A property is used like a variable.


temp_fahrenheit ← 70;

The meaning of this single statement changes when some additional code is prepended.


<Real> temp_celsius;
temp_fahrenheit = temp_celsius * 9/5 + 32; //make an equality constraint

temp_fahrenheit ← 70; //assigns 190/9 to temp_celsius;


Angle := type {
	<Double> radians;
	degrees = radians / Math.pi * 180;

Angle right;
right.degrees ← 90;
rint(right.radians); //prints 1.5707963268

Each time a value is read from or written to a property additional processing occurs. Under-constrained properties are read only:


Rectangle := type {
	<Real> left;
	<Real> top;
	<Real> width;
	<Real> height;
	right = left + width; //read only property
	bottom = top + height; //read only property

The examples above represent the first class of properties, pure properties, which are modeled as relations. The second class, imperative properties, are built from get and set accessors, which resemble functions:


<String> saved_username := { 
	get := { return File.read_text("username.txt"); }, 
	set := { File.write_text("username.txt", value); }

Each time an imperative property is accessed (read from or written to) control passes to the get or set accessor functions (respectively) rather than accessing a memory location. Access is transparent to the calling program. Get and set accessors execute within their defining execution context. The space within the outermost curly braces { } also permits the definition of additional symbols, such as hidden value storage or helper functions which are not accessible from outside the property's scope. The presence of the get or set keywords in a statement scope causes that scope to be interpreted as a property.


<Double> clamped := {
	<Double> v;
	get := { return v; }
	set := { v ← value < 0 ? 0 : value > 1 ? 1 : value; }

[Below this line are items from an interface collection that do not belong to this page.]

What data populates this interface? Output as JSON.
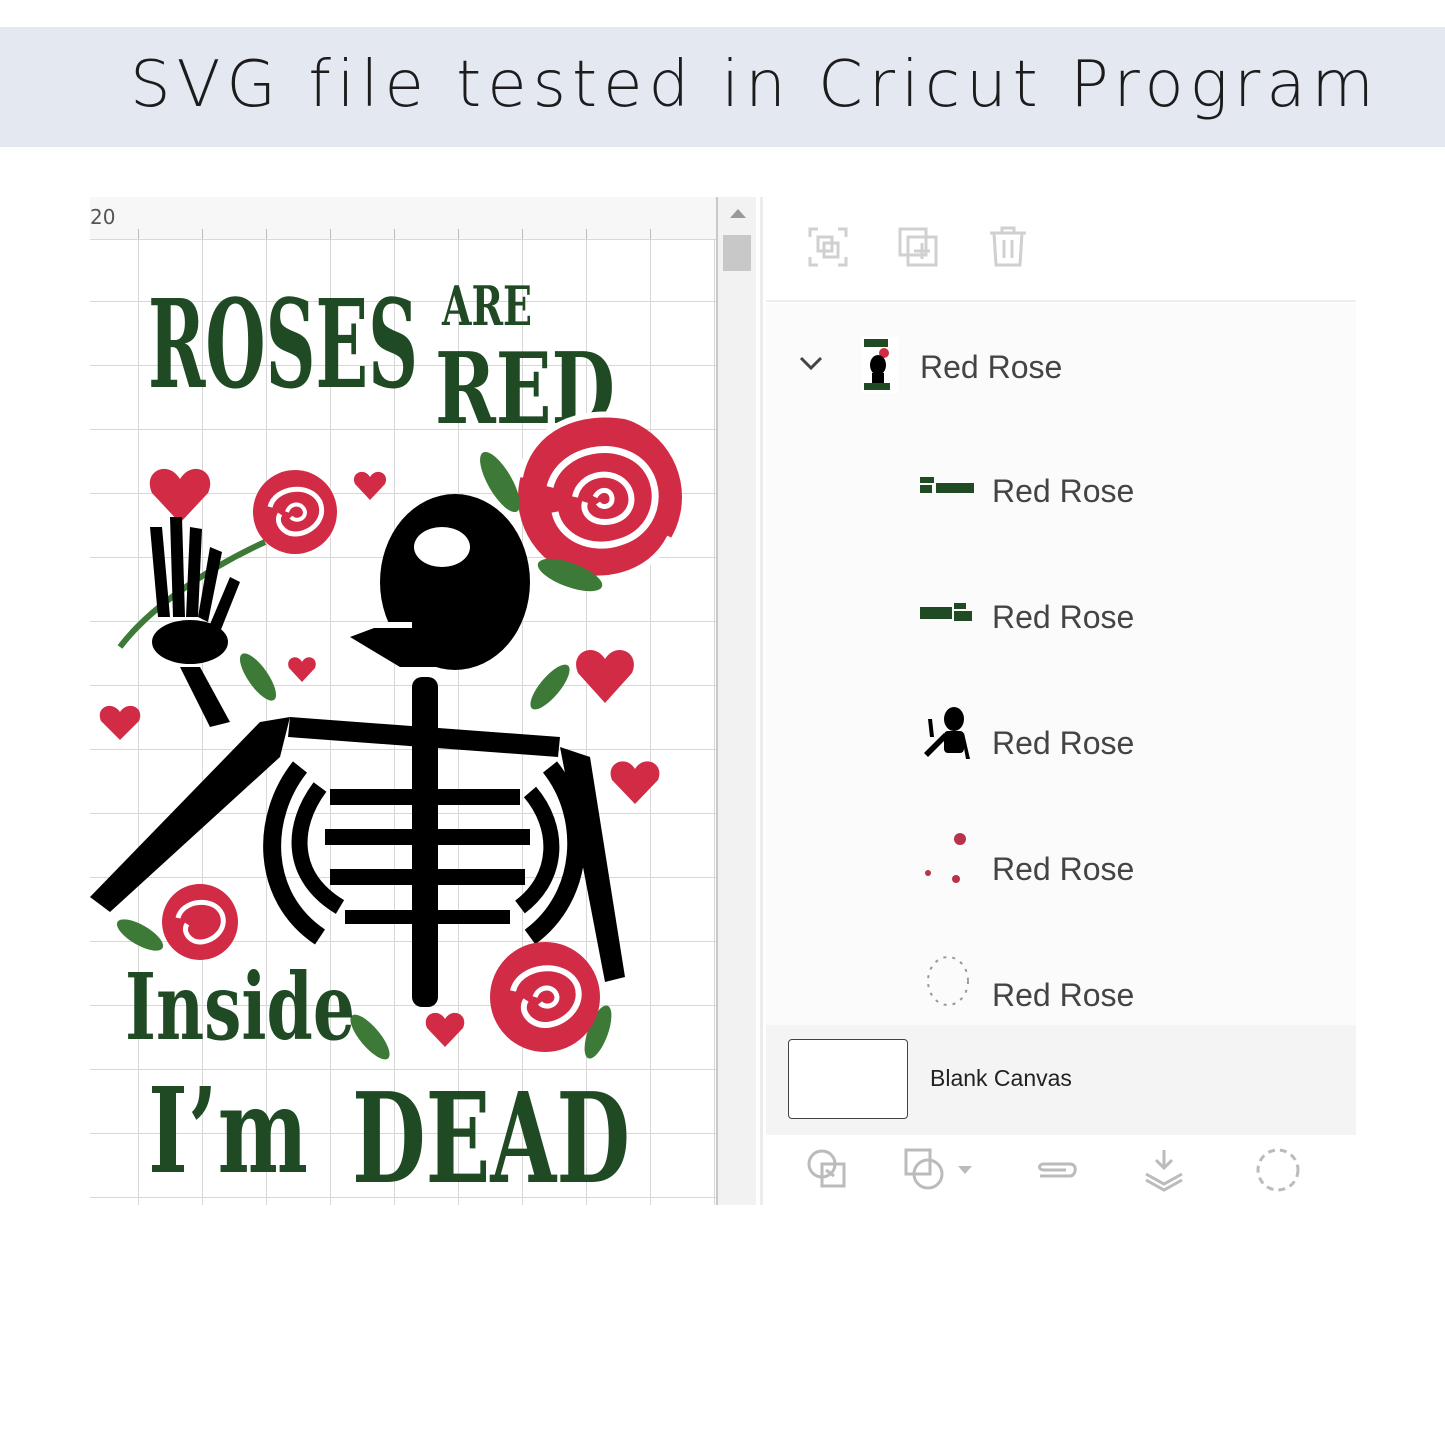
{
  "banner": {
    "title": "SVG file tested in Cricut Program"
  },
  "canvas": {
    "ruler_label": "20",
    "design_text": {
      "roses": "ROSES",
      "are": "ARE",
      "red": "RED",
      "inside": "Inside",
      "im_dead_1": "I’m",
      "im_dead_2": "DEAD"
    }
  },
  "layers_panel": {
    "top_toolbar": [
      "group-icon",
      "duplicate-icon",
      "delete-icon"
    ],
    "group": {
      "name": "Red Rose",
      "expanded": true
    },
    "layers": [
      {
        "name": "Red Rose",
        "thumb": "text-inside-im-dead"
      },
      {
        "name": "Red Rose",
        "thumb": "text-roses-are-red"
      },
      {
        "name": "Red Rose",
        "thumb": "skeleton"
      },
      {
        "name": "Red Rose",
        "thumb": "hearts"
      },
      {
        "name": "Red Rose",
        "thumb": "dotted-outline"
      }
    ],
    "blank_canvas": {
      "label": "Blank Canvas"
    },
    "bottom_toolbar": [
      "slice-icon",
      "combine-icon",
      "attach-icon",
      "flatten-icon",
      "contour-icon"
    ]
  },
  "colors": {
    "banner_bg": "#e3e8f1",
    "text_green": "#1f4a24",
    "rose_red": "#d22b45",
    "leaf_green": "#3d7a38"
  }
}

† dependency injection (and other late binding) is limited when the target binary is stripped. This may be considered a security feature and/or a design flaw.

copyright © Brent Lewis 2017